The 2020 census shows that Black residents are moving out of urban centers. This isn’t a new trend either, as Black populations in major cities across the country have been shrinking for the past 20 years.
Brakkton Booker, a national political correspondent at Politico and author of the Recast newsletter, says that this trend extends to “Black meccas” — historic communities that shaped African American culture — like Detroit, Philadelphia, New York and Washington D.C.
Major changes to a city’s demographic can change its economy, politics and culture. Politico’s The Recast, a newsletter covering race, identity and politics, is investigating the growing trend in a series called “The Next Great Migration.”
This alludes to the Great Migration, where over six million Black Americans moved from the Jim Crow South to the North, escaping rampant racism and searching for new and better economic opportunities. Politico’s series begins in Chicago, where over 260,000 African Americans have left in the last 20 years, which has drastic implications for the city’s economic and political landscape.

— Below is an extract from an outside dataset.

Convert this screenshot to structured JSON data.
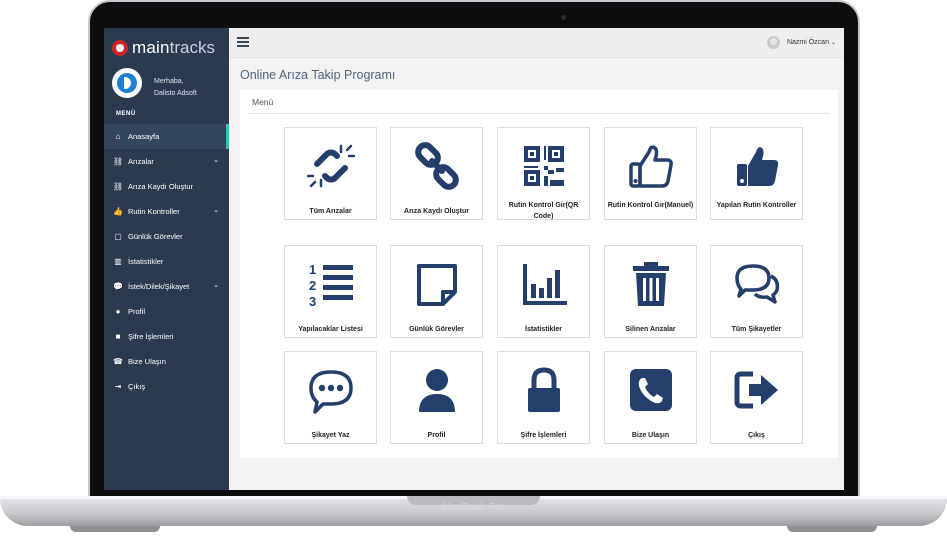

Marketplace’s Kimberly Adams spoke to Politico’s Brakkton Booker about the new series, the Black exodus from urban centers, and its economic and political implications. The following is an edited transcript of the conversation. (Continue Reading)